Microsoft has put forward a new proposal to bring an optional type syntax to JavaScript, which could make JavaScript natively come with some of the features of TypeScript, making the TypeScript language faster and easier to use.

optional type syntax to JavaScript

Specifically, the proposal calls for Type Annotations to be added to JavaScript code, allowing type annotations to be checked by external type checkers. At runtime, the JavaScript engine would ignore these annotations and treat these types as annotations. The proposal would require JavaScript to delineate a syntax for types that the JavaScript engine would ignore, but tools such as TypeScript, Flow, etc. could use. This proposal would add an optional type syntax to ECMAScript.

The proposal is intended to allow developers to run programs written in TypeScript, Flow or other statically typed JavaScript supersets without the need for transcripts. Microsoft said in the announcement that the new syntax will effectively serve as a comment without changing the way the code runs.

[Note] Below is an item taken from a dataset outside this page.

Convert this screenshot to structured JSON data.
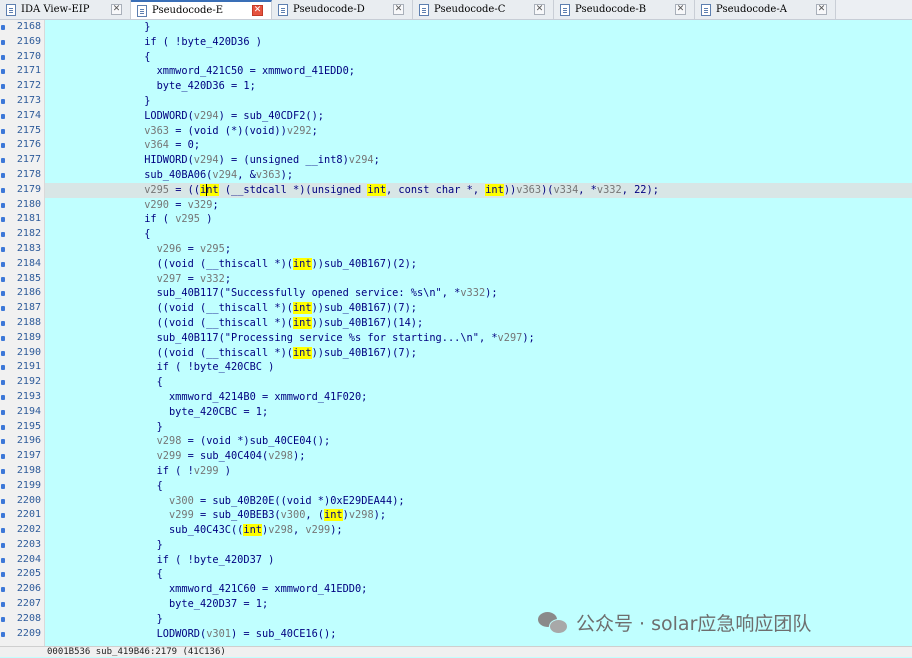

In its proposal, Microsoft also said that the case for static type checking has proven quite successful over the past decade. Significant investments in JavaScript (such as Microsoft TypeScript, Google Closure Compiler, and Facebook Flow) have provided convenient syntax for declaring and using types in JavaScript, and have yielded the productivity gains seen in other statically typed languages. Most of their syntax does not affect runtime semantics, and in fact most of the work to convert these variants to plain JavaScript is in removing types.


In addition, static typing has been a strongly requested feature by JavaScript developers in the 2020 and 2021 JS surveys.

The rise of type syntax in JavaScript has coincided with the rise of lower-level compilation (or transcoding). Because type syntax is not natively supported in JavaScript, there must be a tool that can remove these types before running the code. For type systems like TypeScript and Flow, it makes sense to combine a type-removal step with syntax degradation so that users do not need to run a separate tool.

This proposal would reduce the need for build steps, make some development setups easier, and users would be able to run the code they write more simply.

Microsoft’s proposal does not require TypeScript type checking to be placed in every browser and JavaScript runtime, nor does it require a new type checker to be placed in the browser. Microsoft believes this would create runtime performance and compatibility issues for JavaScript and TypeScript users, and potentially prevent innovation. The proposal is currently in Stage 0, and more information about the proposal can be found on Microsoft’s official page.